St Julien 1915 - 5.2 km
At the beginning of April 1915, the Canadians were deployed at Ypres for the first time. Soldiers from three continents defended the town. It was at this crossroads of different languages and cultures that the Germans launched a deadly offensive. In the first few days of the Second Battle of Ypres, St Julien found itself at the eye of the storm. In 1915 the small village became the scene of terrible fighting.
Zillebeke 1916 - 7.5 km
More than a quarter of the Canadians whose names are on the Menin Gate went missing at Zillebeke. In late May 1916 the Canadian Army occupied the high ground to the east of the village. Its front line ran from the hamlet of Hooge over Hill 62 and Mount Sorrel to the foot of Hill 60. The positions between Mount Sorrel and Hill 62 are the only places at Ypres where the Allies held higher ground than the Germans. In 1916, the Germans planned to take these heights.
Canadian road to Passchendaele - 6.3 km
The Third Battle of Ypres began on 31 July 1917. After weeks of fighting, New Zealanders, Australians and South Africans joined the exhausted British divisions. There were a few successes, but then the attack faltered once more. Stopping the offensive, no matter how many lives it might save, was not an option. A victory, even a symbolic one, was desperately needed. Field Marshal Haig's eye fell on Passchendaele. The village atop the West Flemish ridge, already shot to pieces, had been in German hands since 1914 and had assumed mythic proportions. To win it, Haig turned to the Canadians.
Passchendaele New Zealand road to Passchendaele - 8.3 km
The route takes you further along picturesque country lanes through the wide landscape between Passchendaele and Poelkapelle. Here Canadians and New Zealanders fought fiercely in 1915 and 1917 respectively.
Goudberg - Mosselmarkt 6 km
On 10 November 1917 the Canadians carried out their last large-scale attack of the offensive. The aim was to take the north of the ridge.
The German spring seemed broken and the men put up their hands en masse. The German artillery, however, did not stop. One barrage followed another.

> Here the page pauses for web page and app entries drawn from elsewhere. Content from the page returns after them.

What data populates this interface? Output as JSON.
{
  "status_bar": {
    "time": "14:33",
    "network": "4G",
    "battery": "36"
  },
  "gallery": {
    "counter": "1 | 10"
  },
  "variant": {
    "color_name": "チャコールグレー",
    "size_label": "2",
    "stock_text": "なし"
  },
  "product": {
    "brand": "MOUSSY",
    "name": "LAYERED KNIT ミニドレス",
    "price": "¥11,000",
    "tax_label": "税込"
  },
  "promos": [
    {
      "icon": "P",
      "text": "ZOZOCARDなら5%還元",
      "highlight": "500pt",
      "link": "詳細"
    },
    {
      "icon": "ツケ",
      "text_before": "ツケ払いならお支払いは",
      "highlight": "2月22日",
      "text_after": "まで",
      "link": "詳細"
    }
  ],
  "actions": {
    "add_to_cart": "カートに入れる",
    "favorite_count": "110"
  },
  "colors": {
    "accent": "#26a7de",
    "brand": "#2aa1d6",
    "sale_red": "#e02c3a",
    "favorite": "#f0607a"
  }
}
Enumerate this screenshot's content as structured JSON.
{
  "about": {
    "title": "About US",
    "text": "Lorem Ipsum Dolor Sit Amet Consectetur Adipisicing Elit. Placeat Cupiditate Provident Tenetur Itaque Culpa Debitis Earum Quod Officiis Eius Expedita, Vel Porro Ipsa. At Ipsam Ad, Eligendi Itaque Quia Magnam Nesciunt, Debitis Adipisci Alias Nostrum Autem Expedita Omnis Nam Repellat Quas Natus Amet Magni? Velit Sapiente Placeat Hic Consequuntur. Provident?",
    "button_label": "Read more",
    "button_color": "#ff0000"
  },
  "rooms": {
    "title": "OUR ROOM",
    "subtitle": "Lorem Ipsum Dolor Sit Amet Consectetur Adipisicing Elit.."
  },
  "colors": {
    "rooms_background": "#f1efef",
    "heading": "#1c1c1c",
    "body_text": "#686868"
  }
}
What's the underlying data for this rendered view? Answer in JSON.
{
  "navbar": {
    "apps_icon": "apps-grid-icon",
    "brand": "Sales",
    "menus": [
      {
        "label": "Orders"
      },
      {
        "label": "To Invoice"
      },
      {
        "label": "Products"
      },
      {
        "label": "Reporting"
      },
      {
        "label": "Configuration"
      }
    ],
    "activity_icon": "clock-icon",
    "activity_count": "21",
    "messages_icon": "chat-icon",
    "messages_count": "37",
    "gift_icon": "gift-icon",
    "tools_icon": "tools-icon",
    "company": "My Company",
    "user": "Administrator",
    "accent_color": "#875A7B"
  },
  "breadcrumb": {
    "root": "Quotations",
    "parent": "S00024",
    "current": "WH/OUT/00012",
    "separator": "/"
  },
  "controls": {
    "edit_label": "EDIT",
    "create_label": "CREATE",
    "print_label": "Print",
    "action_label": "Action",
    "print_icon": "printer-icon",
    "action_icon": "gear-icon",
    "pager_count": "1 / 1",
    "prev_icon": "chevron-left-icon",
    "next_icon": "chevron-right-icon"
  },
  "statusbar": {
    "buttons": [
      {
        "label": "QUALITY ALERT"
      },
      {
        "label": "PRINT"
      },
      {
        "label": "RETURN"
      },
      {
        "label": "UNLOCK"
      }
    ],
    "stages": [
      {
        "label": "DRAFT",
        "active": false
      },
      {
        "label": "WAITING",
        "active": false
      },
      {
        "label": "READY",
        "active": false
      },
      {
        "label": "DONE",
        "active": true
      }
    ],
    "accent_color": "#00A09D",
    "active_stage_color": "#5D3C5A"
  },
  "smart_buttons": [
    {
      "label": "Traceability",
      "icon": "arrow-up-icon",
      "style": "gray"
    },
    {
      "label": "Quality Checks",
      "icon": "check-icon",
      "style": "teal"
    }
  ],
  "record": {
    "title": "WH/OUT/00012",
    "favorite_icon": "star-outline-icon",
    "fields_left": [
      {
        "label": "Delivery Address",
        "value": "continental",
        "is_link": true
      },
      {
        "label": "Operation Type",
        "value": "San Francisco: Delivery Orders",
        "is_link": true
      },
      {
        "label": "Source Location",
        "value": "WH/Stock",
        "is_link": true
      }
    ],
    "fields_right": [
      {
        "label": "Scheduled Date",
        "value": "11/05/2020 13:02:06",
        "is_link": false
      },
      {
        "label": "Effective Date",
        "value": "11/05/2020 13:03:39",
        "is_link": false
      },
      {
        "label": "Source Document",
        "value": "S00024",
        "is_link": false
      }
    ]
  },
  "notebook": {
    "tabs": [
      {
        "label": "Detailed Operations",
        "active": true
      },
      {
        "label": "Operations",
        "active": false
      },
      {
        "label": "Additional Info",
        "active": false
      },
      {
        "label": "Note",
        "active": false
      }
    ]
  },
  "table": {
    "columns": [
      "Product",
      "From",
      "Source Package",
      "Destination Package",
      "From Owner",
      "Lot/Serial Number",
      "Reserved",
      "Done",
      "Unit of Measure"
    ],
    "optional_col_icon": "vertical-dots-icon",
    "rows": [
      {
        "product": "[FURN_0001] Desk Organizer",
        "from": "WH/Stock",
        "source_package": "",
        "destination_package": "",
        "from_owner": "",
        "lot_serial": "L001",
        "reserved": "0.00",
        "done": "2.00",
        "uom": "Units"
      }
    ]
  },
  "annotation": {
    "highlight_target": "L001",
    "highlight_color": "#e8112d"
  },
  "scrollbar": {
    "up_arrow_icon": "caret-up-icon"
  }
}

Over 4,000 Canadians lost their lives at Passchendaele. More than 12,000 were wounded and many were scarred for life.